Arkie’s a-hole lawyer winds up decapitated by a samurai sword from his collection. Scully has to admit that it’s difficult to classify that one as a suicide. Shortly afterward, she sees her own double stalking her and promptly takes the bread pills. Scully panics when the doppelganger appears in the rear seat of her car while she’s driving, but tries to keep her head (literally) and manages to talk herself down from a major freak-out. Either this works, or perhaps the magic pills do. One way or the other, the doppelganger disappears.
Mulder rushes back to Chucky’s house to confront him again. Inside, he faces and fights with his own double. As they struggle, Chucky and Judy have a bitter argument while playing another psychic game of Hangman. They both get so pissed that they write each other’s names down. Mulder’s doppelganger suddenly disappears and he finds Chucky dead on the floor. Scully likewise finds Judy dead in her cell.
In many ways, this is a very old-school episode of ‘The X Files’. It feels like it could have been produced somewhere around seasons 6 or 7, while the show was on its decided downslide but before it had become unbearable. It comes close to finding the right mix of scary and fun, with a number of humorous moments balancing out the creepy ones.

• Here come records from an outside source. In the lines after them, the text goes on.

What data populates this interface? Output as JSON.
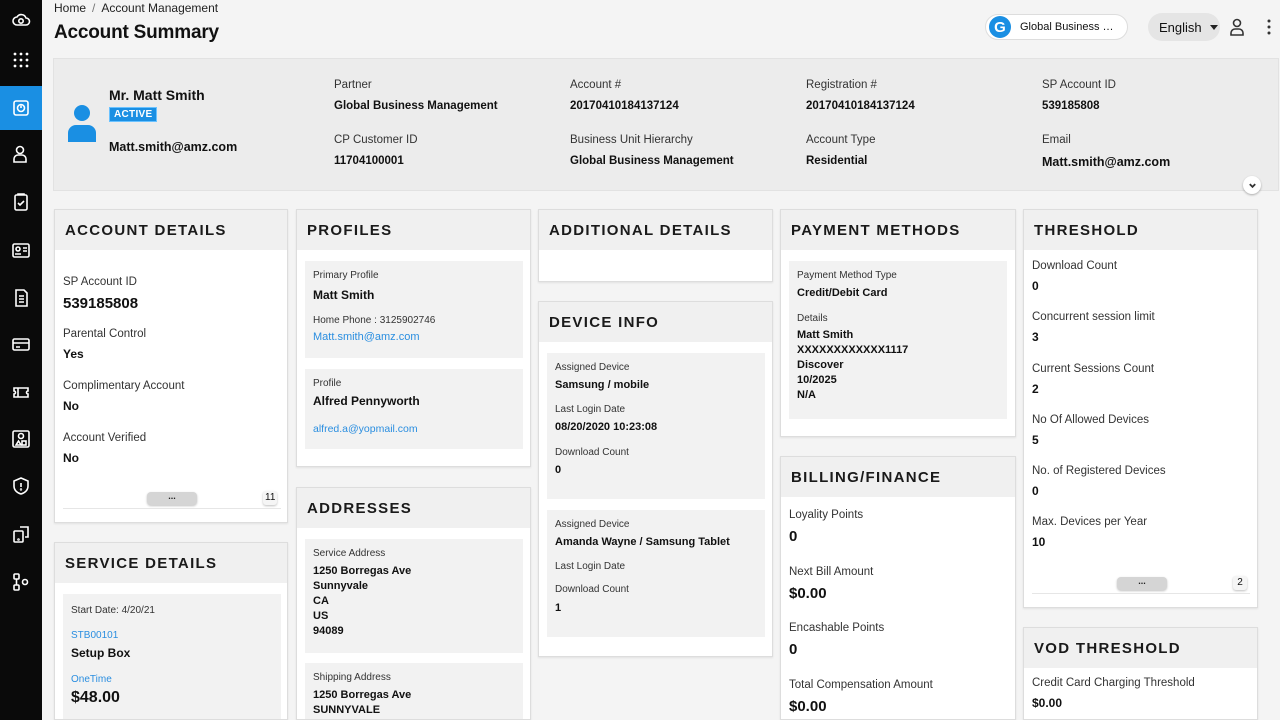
{
  "rail": {
    "items": [
      {
        "icon": "cloud-logo-icon"
      },
      {
        "icon": "grid-icon"
      },
      {
        "icon": "dashboard-icon",
        "active": true
      },
      {
        "icon": "user-icon"
      },
      {
        "icon": "clipboard-check-icon"
      },
      {
        "icon": "id-card-icon"
      },
      {
        "icon": "document-icon"
      },
      {
        "icon": "billing-card-icon"
      },
      {
        "icon": "ticket-icon"
      },
      {
        "icon": "account-shapes-icon"
      },
      {
        "icon": "shield-icon"
      },
      {
        "icon": "devices-icon"
      },
      {
        "icon": "workflow-icon"
      }
    ]
  },
  "breadcrumb": {
    "home": "Home",
    "separator": "/",
    "current": "Account Management"
  },
  "page_title": "Account Summary",
  "header": {
    "org_initial": "G",
    "org_name": "Global Business Management",
    "language": "English"
  },
  "summary": {
    "name": "Mr. Matt Smith",
    "status": "ACTIVE",
    "email": "Matt.smith@amz.com",
    "fields": [
      {
        "label": "Partner",
        "value": "Global Business Management"
      },
      {
        "label": "Account #",
        "value": "20170410184137124"
      },
      {
        "label": "Registration #",
        "value": "20170410184137124"
      },
      {
        "label": "SP Account ID",
        "value": "539185808"
      },
      {
        "label": "CP Customer ID",
        "value": "11704100001"
      },
      {
        "label": "Business Unit Hierarchy",
        "value": "Global Business Management"
      },
      {
        "label": "Account Type",
        "value": "Residential"
      },
      {
        "label": "Email",
        "value": "Matt.smith@amz.com"
      }
    ]
  },
  "account_details": {
    "title": "ACCOUNT DETAILS",
    "fields": [
      {
        "label": "SP Account ID",
        "value": "539185808"
      },
      {
        "label": "Parental Control",
        "value": "Yes"
      },
      {
        "label": "Complimentary Account",
        "value": "No"
      },
      {
        "label": "Account Verified",
        "value": "No"
      }
    ],
    "more": "...",
    "count": "11"
  },
  "service_details": {
    "title": "SERVICE DETAILS",
    "start_date": "Start Date: 4/20/21",
    "code": "STB00101",
    "name": "Setup Box",
    "charge_type": "OneTime",
    "price": "$48.00"
  },
  "profiles": {
    "title": "PROFILES",
    "items": [
      {
        "type": "Primary Profile",
        "name": "Matt Smith",
        "phone": "Home Phone : 3125902746",
        "email": "Matt.smith@amz.com"
      },
      {
        "type": "Profile",
        "name": "Alfred Pennyworth",
        "email": "alfred.a@yopmail.com"
      }
    ]
  },
  "addresses": {
    "title": "ADDRESSES",
    "items": [
      {
        "type": "Service Address",
        "lines": [
          "1250 Borregas Ave",
          "Sunnyvale",
          "CA",
          "US",
          "94089"
        ]
      },
      {
        "type": "Shipping Address",
        "lines": [
          "1250 Borregas Ave",
          "SUNNYVALE"
        ]
      }
    ]
  },
  "additional_details": {
    "title": "ADDITIONAL DETAILS"
  },
  "device_info": {
    "title": "DEVICE INFO",
    "items": [
      {
        "assigned_label": "Assigned Device",
        "device": "Samsung / mobile",
        "login_label": "Last Login Date",
        "login": "08/20/2020 10:23:08",
        "download_label": "Download Count",
        "download": "0"
      },
      {
        "assigned_label": "Assigned Device",
        "device": "Amanda Wayne / Samsung Tablet",
        "login_label": "Last Login Date",
        "login": "",
        "download_label": "Download Count",
        "download": "1"
      }
    ]
  },
  "payment_methods": {
    "title": "PAYMENT METHODS",
    "type_label": "Payment Method Type",
    "type": "Credit/Debit Card",
    "details_label": "Details",
    "details": [
      "Matt Smith",
      "XXXXXXXXXXXX1117",
      "Discover",
      "10/2025",
      "N/A"
    ]
  },
  "billing": {
    "title": "BILLING/FINANCE",
    "fields": [
      {
        "label": "Loyality Points",
        "value": "0"
      },
      {
        "label": "Next Bill Amount",
        "value": "$0.00"
      },
      {
        "label": "Encashable Points",
        "value": "0"
      },
      {
        "label": "Total Compensation Amount",
        "value": "$0.00"
      }
    ]
  },
  "threshold": {
    "title": "THRESHOLD",
    "fields": [
      {
        "label": "Download Count",
        "value": "0"
      },
      {
        "label": "Concurrent session limit",
        "value": "3"
      },
      {
        "label": "Current Sessions Count",
        "value": "2"
      },
      {
        "label": "No Of Allowed Devices",
        "value": "5"
      },
      {
        "label": "No. of Registered Devices",
        "value": "0"
      },
      {
        "label": "Max. Devices per Year",
        "value": "10"
      }
    ],
    "more": "...",
    "count": "2"
  },
  "vod_threshold": {
    "title": "VOD THRESHOLD",
    "label": "Credit Card Charging Threshold",
    "value": "$0.00"
  },
  "colors": {
    "accent": "#1a8fe3",
    "link": "#2a8ee0",
    "rail": "#0a0a0a"
  }
}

Unfortunately, it’s quite sloppily written. Not only is no explanation given for how Chucky and Judy cause these doppelgangers, it’s never clear why Chucky targeted Arkie in the first place. Mulder repeatedly jumps to major conclusions (such as honing in on Judy at the hospital) seemingly out of the blue, based on nothing. I’m not sure Chris Carter even considered issues like these. I suspect that he watched the movie ‘It Follows’ and tried to hastily throw together something in the same vein. Also, actress Karin Konoval is exceedingly hammy and over-the-top as both Judy and especially Chucky, which repeatedly took me out of the story.
The episode is redeemed, fortunately, by the Mulder/Scully relationship, which feels right for the first time this season. In its best scene, the two characters take a moment to have a heart-to-heart about where they are in their lives and where they see themselves going forward. They’re the soul of the show, and moments like that, fleeting though they may be, justify these revival seasons.